There are 7 pillars of mindfulness that are contemplated as part of a Buddhist practice. Cultivating patience is one of these.
It’s said that with patience, we understand and accept that sometimes things must unfold in their own time. In this way, patience is a form of wisdom – it reminds us that we, along with every thing in existence is in process, and that this process can’t be hurried. Try forcing a square peg into a round hole: if you persist, the peg will likely break and the hole will become deformed. The same happens with every process we attempt to force.
So often, it’s us we try to force, becoming impatient with our own process. We loose weight too slowly (then gain it back too quickly); we keep stumbling over mistakes while learning, ignoring or forgetting that stumbling is a necessary part of learning; we want it all – NOW – knowing in the back of our minds that anything worthwhile takes time.

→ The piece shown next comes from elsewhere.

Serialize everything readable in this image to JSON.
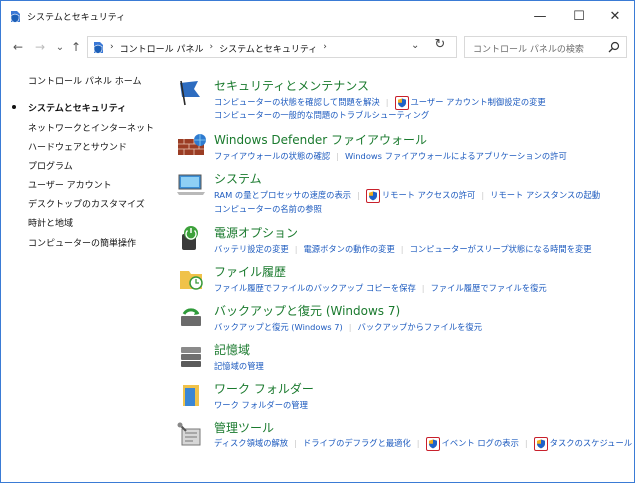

I’d like to distinguish the mindful quality of patience from a natural energetic that some of us have that’s called impatience. Some of us naturally move fast, think fast, walk fast. If you’re like this, it’s as natural for you to be this way as it is for someone else to saunter. Trying to force yourself to slow down wouldn’t work any better than trying to force a slow person to speed up, and may indicate an impatience to achieve some kind of imagined perfection that actually goes against what you are naturally. It’s a kind of lack of acceptance and tollerance that I’ll cover in a few weeks.
Patience brings self-compassion to our awareness, helping us acknowledge and accept our own process. This kind of compassion melts away all inner resistance, allowing us to be open to each moment as it happens – without judgment – trusting that the process is unfolding perfectly as it is.
The next time you find yourself getting impatient with something you’re doing – even meditating (many of us believe there is a “right” way to meditate, for instance) – take some time to be with the feeling, and with the sensations this creates in your body. Let is simply be, taking an interest in your natural, organic process of being with these feelings and sensations.
I first read of the 7 pillars of mindfulness in Jon Kabat-Zinn’s book on mindfulness Full Catastrophe Living. These pillars are Buddhist principles that help us be present and mindful in our everyday living. The 7 meditations I offer to anyone who signs up on my website www.thejoyofliving.co are based on these, and I use them in my own meditation practice.
Maryanne Nicholls is a Registered Psychotherapist. To find out more, gain access to her weekly newsletter, meditations and programmes, sign up at www.thejoyofliving.co .